On the bright side, it's probably the only movie ever made to boast kickass tunes by the southern-rock triumvirate of Lynyrd Skynyrd, Molly Hatchet, and Blackfoot.
| Original Score: 2/5
Straw Dogs does little more than rely on graphic violence as well as outdated stereotypes to keep the tension high.
The best that can be said about Straw Dogs is that it's watchable: and that's due to Alexander Skarsgard's stellar abs.
| Original Score: 2/10
In the history of remakes, this really isn't a bad one...
| Original Score: 2.5/4
Comes off like its poster: a copycat that superficially looks the same but lacks in inspiration.
| Original Score: 2/4
There's nothing profound or mysterious about Straw Dogs. The performances are solid, but the movie is mostly forgettable.
| Original Score: 6/10
It doesn't even work as a thriller. And of course, like the 70s original, it just turns into an all-out blood bath at the end - which can't help but notch up the campiness.
| Original Score: 1.5/4
It was a different era, a different time in American culture. Sam Peckinpah's 1971 'Straw Dogs' arguably has become a classic. It was a controversial film when it was released because of its depiction of a sexual assault.
| Original Score: 3/4
Rod Lurie's film equals the original and surpasses it in many ways.
| Original Score: 3.5/4
The hunting scenes and the brutal farm siege are solidly gripping, and Lurie doesn't shy away from David embracing his inner savage.
Lurie makes the same point as Peckinpah, namely that, when survival is threatened, even the most civilised types have a primal capacity for violence.

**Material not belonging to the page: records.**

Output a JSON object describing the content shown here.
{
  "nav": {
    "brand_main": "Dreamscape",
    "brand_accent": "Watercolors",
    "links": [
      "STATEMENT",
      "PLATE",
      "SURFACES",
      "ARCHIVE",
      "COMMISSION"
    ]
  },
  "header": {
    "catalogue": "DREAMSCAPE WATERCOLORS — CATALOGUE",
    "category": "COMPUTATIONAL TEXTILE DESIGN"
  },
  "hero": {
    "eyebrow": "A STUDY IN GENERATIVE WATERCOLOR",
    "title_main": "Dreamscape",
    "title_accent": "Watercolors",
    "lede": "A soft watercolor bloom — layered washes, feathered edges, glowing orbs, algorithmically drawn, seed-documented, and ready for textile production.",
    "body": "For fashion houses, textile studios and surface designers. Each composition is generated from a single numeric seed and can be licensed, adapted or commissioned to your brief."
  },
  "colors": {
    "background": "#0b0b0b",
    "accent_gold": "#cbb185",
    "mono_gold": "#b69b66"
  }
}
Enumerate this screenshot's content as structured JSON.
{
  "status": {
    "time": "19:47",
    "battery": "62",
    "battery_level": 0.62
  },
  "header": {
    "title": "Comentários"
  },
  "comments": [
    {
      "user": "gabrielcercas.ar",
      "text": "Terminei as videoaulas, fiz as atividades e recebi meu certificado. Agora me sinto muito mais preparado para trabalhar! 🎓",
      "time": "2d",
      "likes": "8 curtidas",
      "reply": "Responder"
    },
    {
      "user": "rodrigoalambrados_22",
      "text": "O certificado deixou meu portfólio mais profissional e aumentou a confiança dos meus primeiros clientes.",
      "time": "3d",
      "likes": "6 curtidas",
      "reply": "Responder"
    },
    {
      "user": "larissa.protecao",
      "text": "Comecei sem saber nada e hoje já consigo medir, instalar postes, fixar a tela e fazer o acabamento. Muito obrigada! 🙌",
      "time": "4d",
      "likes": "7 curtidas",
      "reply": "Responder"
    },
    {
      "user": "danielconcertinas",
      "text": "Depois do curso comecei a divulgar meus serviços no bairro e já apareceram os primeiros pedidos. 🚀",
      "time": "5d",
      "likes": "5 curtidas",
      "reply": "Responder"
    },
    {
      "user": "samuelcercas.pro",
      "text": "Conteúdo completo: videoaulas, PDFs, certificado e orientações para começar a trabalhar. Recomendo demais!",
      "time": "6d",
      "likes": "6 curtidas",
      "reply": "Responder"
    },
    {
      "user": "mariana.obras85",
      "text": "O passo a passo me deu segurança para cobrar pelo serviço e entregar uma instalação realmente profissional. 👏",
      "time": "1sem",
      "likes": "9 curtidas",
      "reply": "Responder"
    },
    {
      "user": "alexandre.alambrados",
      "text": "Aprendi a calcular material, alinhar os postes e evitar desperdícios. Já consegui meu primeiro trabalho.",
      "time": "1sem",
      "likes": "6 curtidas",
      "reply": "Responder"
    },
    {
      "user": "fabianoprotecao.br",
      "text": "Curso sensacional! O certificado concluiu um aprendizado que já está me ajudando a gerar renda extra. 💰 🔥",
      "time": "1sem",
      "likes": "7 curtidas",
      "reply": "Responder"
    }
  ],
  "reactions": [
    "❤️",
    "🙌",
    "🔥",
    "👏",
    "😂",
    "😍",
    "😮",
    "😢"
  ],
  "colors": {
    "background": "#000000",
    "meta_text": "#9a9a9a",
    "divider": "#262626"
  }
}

But, 40 years on, the shock factor has gone.
This is one of those remakes that feels like the product of lazy thinking.
Peckinpah's most problematic film gets an intriguing, if flawed, update from film critic-turned-director Rod Lurie.
| Original Score: 3/5
Ultimately Lurie's film isn't in the same class as Peckinpah's flawed classic, but it's a respectable, respectful and rather good film.
Still not for the fainthearted, the new Straw Dogs again has something to say about the kind of mob rule seen 80 years ago in Frankenstein (1931). And much of it is not at all pleasant.
| Original Score: 4/5
Rod Lurie's remake transposes the action from cloudy Cornwall to sticky Mississippi but keeps the meat of the story intact, along with the violence.
While there's no real reason for this retread of Sam Peckinpah's controversial 1971 film, even Hollywood can't destroy such a decent story.
Lurie's film has nothing in its head beyond the desire to make money.
It isn't badly made, but what's the point of rebooting Straw Dogs, if the only object is to repackage it, and make it marginally less offensive?
Rod Lurie has adapted with intelligence...